Extracted information
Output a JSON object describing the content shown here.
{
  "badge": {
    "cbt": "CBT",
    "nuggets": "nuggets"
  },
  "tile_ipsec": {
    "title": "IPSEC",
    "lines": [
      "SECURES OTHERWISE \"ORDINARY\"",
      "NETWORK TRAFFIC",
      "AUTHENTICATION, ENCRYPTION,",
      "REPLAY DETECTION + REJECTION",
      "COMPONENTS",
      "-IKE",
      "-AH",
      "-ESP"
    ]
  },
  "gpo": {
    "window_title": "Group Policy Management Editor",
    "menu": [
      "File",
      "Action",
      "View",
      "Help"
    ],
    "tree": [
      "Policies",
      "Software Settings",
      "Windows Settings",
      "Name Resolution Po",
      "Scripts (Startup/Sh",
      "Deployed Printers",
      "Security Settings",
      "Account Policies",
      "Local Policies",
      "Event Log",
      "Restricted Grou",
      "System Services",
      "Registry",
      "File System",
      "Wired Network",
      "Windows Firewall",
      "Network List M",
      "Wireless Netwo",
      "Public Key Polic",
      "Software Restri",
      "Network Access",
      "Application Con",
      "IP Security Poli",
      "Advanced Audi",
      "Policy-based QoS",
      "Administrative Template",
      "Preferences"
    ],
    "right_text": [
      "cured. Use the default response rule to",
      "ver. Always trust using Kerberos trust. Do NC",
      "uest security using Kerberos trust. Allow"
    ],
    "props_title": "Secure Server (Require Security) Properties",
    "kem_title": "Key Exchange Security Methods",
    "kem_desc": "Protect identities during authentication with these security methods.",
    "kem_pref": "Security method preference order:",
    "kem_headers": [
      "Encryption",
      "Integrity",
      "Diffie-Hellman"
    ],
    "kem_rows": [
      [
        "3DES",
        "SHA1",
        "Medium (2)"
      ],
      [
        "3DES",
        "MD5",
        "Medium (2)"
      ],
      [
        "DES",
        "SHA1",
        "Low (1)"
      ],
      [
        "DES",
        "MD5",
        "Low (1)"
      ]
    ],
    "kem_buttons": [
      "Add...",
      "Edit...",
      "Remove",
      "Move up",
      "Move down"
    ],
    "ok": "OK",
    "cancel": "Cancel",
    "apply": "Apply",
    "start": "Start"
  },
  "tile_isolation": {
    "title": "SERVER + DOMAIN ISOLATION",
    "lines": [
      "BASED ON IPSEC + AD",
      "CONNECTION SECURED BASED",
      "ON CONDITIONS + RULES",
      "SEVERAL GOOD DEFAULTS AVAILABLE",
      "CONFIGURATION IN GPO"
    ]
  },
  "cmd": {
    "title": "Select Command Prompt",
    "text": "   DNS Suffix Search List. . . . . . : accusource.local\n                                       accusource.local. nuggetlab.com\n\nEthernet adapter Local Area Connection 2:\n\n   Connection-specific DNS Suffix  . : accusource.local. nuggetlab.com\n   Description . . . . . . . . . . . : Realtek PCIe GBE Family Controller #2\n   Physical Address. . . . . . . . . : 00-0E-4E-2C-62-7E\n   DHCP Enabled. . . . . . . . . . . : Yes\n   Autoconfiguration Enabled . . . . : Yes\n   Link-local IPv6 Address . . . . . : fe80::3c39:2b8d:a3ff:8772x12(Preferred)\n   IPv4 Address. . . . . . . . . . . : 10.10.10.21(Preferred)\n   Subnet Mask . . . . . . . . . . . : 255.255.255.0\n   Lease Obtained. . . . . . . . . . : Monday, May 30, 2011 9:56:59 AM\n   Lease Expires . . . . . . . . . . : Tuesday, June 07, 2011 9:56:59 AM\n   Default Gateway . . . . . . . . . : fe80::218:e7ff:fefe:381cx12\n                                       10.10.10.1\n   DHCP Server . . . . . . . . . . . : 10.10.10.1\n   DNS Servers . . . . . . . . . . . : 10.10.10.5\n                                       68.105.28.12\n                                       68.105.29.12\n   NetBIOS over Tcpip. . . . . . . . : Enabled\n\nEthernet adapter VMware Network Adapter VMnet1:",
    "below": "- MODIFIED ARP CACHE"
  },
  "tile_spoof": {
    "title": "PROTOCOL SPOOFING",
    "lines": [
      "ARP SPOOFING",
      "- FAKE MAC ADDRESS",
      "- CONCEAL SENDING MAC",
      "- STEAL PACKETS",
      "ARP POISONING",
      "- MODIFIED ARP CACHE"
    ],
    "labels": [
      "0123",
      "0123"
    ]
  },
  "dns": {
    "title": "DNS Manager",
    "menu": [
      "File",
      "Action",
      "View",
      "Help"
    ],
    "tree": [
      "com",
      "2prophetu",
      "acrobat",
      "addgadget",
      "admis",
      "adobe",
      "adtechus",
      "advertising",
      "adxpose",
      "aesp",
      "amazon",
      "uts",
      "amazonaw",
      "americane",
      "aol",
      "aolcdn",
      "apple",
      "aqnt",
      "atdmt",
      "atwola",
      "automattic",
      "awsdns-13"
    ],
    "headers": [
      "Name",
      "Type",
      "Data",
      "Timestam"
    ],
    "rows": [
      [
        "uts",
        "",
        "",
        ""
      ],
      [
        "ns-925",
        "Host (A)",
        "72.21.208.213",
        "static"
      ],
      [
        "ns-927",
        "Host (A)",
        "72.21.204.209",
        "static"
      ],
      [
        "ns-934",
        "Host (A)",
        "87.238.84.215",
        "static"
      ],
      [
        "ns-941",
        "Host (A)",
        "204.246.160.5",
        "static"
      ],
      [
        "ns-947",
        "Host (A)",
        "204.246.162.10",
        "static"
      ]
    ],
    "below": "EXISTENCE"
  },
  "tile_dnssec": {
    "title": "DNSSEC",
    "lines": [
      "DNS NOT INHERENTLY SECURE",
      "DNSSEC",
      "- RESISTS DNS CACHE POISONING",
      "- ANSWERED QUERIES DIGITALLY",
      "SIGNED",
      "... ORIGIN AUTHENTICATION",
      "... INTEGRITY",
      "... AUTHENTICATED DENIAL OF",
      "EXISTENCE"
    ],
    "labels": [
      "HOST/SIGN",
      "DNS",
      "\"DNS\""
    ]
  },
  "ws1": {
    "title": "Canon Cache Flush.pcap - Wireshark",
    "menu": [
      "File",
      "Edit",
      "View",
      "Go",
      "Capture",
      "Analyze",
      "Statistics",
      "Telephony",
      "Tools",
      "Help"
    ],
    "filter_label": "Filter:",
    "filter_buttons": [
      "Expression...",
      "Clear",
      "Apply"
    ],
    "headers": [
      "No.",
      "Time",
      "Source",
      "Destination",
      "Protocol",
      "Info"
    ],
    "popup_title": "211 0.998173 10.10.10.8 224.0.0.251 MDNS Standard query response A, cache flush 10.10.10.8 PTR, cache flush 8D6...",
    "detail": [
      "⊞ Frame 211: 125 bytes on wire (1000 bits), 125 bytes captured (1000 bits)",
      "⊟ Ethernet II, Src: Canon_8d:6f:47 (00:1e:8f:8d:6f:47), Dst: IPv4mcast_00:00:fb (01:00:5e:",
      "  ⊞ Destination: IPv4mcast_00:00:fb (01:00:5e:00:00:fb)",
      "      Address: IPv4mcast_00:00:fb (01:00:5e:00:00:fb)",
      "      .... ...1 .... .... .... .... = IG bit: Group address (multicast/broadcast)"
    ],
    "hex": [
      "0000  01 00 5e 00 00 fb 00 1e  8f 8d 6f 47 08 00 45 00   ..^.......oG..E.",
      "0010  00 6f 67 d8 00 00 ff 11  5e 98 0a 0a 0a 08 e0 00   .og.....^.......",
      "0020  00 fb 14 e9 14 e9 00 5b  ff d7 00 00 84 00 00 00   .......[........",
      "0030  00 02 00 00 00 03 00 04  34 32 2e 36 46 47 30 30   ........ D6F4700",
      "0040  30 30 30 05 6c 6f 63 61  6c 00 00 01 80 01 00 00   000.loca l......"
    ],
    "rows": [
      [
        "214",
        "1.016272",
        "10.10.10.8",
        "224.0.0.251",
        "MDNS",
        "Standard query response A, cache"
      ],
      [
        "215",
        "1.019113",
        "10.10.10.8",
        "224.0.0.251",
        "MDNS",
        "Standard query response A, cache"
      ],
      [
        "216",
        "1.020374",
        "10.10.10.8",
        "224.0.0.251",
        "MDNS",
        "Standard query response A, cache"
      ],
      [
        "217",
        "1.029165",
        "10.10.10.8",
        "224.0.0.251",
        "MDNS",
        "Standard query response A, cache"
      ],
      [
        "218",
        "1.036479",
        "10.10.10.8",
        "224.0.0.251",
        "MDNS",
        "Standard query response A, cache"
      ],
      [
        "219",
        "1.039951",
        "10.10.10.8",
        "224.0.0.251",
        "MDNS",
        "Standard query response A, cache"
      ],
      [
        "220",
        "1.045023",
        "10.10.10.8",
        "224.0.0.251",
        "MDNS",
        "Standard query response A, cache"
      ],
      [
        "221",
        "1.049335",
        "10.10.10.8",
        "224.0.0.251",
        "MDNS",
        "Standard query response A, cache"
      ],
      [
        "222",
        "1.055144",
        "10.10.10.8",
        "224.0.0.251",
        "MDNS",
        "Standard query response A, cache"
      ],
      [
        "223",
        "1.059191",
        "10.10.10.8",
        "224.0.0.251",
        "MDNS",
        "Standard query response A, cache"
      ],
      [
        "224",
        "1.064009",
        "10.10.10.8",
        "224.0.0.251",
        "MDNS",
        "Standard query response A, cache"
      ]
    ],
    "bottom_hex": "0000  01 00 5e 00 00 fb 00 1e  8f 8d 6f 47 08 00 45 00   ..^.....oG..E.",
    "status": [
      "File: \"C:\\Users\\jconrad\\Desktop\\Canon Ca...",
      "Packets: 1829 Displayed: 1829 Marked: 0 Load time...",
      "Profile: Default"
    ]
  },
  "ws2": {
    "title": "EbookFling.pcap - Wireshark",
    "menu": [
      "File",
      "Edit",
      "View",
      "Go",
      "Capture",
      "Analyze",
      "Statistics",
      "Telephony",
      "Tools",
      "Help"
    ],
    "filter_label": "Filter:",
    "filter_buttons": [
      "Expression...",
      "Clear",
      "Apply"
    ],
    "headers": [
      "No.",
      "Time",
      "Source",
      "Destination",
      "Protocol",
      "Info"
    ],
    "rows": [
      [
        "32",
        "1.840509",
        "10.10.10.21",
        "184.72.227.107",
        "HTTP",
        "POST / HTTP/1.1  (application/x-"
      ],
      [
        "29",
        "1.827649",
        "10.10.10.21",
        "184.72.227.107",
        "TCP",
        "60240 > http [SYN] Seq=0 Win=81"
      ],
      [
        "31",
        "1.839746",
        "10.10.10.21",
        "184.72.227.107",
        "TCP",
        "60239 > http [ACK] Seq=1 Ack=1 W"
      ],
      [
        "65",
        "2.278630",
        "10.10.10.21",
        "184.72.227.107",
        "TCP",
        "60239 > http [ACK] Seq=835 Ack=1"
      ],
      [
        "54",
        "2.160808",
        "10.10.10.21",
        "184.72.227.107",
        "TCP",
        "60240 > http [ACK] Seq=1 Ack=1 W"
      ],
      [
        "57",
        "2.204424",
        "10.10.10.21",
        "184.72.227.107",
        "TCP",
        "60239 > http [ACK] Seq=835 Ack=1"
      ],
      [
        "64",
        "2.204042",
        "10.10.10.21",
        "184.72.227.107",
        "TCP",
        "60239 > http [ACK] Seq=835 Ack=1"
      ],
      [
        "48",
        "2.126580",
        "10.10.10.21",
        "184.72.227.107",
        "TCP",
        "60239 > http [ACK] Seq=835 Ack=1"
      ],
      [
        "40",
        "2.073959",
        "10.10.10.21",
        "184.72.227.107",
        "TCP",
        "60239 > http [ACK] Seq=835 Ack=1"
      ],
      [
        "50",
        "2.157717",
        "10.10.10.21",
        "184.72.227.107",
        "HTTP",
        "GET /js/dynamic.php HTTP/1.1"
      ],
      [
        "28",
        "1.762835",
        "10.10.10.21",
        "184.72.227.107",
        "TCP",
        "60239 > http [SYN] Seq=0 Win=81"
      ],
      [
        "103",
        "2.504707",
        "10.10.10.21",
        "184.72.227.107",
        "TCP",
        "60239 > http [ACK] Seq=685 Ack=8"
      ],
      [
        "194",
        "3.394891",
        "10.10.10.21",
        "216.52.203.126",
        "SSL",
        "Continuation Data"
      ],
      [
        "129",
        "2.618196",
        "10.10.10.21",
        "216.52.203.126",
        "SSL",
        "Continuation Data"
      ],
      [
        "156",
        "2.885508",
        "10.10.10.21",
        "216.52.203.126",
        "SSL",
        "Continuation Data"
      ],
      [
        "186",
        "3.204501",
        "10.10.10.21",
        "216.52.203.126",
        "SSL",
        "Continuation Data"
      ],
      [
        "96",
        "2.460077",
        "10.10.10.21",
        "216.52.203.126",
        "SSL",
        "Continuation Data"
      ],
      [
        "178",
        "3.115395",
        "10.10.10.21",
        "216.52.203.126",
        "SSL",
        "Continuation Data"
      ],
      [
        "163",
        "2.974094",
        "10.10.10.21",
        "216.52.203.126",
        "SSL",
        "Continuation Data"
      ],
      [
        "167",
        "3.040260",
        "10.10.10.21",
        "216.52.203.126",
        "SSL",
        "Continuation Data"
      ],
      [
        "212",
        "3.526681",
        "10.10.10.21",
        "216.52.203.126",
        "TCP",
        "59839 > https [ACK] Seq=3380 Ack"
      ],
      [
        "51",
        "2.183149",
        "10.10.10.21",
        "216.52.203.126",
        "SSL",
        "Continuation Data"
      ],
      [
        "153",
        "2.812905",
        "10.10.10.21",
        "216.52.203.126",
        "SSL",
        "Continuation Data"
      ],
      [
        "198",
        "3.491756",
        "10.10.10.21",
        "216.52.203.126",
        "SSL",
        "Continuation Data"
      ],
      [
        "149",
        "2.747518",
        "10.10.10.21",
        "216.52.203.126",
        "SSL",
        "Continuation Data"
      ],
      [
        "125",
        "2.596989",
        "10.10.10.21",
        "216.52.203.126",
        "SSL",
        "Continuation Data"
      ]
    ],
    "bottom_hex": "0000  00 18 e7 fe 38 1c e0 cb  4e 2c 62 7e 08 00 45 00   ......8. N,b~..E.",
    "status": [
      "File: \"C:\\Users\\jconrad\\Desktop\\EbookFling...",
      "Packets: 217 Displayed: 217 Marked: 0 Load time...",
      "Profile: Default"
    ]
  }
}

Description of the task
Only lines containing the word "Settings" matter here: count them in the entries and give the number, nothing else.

Answer to this task
3